| Material for the task |

##############################

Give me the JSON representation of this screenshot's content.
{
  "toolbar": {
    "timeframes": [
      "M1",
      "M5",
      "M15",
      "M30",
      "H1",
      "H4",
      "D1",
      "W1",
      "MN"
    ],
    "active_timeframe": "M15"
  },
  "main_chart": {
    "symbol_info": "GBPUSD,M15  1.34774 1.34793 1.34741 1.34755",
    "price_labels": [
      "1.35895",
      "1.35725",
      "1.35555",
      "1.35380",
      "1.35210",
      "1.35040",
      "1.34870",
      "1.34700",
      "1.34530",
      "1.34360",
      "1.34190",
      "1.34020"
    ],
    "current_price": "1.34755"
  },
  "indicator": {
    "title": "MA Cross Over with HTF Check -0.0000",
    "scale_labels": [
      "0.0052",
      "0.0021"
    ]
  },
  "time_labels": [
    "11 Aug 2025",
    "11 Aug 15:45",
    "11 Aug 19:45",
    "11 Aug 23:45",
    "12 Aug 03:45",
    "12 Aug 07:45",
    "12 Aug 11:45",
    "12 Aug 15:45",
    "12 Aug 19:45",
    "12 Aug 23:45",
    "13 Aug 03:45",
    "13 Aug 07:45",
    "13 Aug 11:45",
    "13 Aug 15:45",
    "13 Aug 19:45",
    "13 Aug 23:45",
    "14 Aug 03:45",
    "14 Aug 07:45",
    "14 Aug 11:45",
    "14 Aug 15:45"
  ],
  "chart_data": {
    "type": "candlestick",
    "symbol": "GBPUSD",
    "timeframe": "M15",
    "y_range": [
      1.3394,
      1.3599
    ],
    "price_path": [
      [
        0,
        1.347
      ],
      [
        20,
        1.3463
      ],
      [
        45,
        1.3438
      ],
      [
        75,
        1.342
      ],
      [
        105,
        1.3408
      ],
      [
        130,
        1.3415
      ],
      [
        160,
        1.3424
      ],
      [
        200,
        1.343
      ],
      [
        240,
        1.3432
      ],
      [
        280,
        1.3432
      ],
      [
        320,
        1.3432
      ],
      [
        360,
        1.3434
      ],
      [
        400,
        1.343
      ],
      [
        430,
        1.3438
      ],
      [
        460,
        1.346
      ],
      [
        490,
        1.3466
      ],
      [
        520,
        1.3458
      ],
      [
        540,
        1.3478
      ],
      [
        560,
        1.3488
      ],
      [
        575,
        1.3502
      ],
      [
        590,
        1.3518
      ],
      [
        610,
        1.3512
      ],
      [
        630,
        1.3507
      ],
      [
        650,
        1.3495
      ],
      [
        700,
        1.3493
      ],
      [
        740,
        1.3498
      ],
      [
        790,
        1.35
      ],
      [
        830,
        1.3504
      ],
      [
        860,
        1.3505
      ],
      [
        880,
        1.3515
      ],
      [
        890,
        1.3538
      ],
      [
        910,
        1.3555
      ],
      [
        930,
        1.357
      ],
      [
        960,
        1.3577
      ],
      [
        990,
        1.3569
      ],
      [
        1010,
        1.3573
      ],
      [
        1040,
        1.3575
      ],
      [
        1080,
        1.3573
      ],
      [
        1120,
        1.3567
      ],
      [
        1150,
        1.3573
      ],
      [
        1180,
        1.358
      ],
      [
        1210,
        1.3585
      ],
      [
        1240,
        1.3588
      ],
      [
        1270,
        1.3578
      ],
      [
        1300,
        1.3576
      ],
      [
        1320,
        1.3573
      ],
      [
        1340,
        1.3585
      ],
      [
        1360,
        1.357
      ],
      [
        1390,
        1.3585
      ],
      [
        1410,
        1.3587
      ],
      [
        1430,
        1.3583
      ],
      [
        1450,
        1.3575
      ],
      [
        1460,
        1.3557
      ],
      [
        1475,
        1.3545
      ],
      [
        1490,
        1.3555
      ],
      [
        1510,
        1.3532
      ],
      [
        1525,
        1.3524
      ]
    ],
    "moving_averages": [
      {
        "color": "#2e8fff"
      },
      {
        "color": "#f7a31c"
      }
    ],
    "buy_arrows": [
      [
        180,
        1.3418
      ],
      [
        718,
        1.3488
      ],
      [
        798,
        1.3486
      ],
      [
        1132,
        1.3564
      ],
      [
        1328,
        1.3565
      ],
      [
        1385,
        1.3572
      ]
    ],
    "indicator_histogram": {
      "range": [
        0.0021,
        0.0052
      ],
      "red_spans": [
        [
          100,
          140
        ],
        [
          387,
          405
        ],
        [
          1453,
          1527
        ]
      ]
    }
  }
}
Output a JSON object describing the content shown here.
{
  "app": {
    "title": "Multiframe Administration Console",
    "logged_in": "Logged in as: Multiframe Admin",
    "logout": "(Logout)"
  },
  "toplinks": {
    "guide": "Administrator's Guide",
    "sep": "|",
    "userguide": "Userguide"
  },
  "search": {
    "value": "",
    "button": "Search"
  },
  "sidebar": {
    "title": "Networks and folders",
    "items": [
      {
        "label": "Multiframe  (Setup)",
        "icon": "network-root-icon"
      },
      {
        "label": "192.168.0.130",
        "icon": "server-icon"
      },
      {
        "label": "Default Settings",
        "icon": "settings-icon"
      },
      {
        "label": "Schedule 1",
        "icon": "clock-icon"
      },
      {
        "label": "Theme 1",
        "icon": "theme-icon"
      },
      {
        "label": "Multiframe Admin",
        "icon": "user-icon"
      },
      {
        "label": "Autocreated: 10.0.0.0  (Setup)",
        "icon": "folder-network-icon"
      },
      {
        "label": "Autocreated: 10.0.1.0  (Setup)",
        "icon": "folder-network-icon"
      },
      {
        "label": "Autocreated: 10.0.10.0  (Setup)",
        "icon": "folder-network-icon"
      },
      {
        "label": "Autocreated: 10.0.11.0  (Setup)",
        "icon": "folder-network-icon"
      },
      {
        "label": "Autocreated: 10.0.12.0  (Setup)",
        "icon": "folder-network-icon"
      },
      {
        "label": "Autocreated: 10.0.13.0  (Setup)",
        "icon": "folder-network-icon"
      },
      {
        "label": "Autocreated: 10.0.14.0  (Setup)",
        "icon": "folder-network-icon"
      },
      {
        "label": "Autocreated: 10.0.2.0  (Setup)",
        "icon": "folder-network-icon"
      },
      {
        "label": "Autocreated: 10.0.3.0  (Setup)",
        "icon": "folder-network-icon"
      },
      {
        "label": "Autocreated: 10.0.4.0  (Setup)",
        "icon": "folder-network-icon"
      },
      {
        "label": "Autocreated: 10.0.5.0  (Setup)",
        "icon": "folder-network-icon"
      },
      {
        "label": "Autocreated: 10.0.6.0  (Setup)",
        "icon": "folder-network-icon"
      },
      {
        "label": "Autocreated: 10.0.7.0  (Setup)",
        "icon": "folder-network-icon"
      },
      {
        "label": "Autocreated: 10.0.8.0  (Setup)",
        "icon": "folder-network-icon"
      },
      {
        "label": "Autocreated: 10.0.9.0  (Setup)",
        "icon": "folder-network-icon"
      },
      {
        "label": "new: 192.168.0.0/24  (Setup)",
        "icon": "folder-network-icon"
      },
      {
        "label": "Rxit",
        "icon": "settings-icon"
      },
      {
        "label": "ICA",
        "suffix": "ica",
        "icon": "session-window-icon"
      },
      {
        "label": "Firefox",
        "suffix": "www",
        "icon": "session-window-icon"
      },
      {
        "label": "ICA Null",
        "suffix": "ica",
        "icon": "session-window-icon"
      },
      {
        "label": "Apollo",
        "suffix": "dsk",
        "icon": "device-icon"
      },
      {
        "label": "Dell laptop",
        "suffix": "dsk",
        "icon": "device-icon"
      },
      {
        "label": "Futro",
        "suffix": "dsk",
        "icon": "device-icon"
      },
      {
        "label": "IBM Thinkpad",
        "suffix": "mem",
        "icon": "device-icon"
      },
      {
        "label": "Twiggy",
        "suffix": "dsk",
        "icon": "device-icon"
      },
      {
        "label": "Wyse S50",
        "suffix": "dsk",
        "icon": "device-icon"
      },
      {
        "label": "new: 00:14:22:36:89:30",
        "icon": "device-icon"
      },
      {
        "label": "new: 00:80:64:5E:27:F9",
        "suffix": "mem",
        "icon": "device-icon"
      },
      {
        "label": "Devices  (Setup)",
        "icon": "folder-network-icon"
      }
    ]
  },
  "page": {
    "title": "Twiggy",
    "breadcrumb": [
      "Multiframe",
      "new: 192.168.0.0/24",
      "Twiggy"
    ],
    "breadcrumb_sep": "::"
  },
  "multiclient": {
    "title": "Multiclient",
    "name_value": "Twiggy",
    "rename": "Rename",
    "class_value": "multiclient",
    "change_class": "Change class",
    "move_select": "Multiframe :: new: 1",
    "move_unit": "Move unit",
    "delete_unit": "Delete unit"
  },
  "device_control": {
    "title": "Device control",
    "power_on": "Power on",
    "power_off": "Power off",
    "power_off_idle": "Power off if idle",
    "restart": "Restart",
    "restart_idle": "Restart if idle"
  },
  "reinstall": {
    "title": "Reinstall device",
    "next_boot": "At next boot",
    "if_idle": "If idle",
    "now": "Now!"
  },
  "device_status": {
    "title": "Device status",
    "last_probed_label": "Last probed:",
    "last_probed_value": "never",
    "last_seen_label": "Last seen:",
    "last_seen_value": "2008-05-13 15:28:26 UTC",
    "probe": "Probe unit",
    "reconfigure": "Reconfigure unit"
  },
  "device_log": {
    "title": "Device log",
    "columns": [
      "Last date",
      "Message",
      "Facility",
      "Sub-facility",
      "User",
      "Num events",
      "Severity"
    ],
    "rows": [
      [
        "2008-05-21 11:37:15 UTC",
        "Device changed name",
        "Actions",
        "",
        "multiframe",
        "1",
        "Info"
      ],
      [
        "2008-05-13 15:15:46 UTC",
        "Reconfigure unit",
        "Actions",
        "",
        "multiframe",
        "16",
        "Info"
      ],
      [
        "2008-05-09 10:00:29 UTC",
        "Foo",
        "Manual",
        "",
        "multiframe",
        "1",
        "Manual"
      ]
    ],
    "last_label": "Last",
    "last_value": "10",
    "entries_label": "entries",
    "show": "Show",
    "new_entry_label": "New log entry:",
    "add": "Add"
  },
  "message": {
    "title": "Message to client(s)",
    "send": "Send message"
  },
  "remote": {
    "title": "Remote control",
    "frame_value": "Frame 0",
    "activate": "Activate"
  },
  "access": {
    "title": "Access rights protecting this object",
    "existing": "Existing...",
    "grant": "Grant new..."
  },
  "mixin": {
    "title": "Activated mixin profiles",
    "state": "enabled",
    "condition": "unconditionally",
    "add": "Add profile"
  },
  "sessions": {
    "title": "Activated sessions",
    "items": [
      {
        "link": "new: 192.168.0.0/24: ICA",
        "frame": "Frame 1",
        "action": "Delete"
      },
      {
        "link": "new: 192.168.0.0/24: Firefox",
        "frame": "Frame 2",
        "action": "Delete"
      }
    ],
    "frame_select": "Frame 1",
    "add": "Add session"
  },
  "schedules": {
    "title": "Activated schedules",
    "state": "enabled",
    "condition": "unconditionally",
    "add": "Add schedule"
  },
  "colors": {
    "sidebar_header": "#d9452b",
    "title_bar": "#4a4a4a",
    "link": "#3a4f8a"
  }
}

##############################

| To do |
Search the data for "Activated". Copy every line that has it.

| Result of the task |
    "title": "Activated mixin profiles",
    "title": "Activated sessions",
    "title": "Activated schedules",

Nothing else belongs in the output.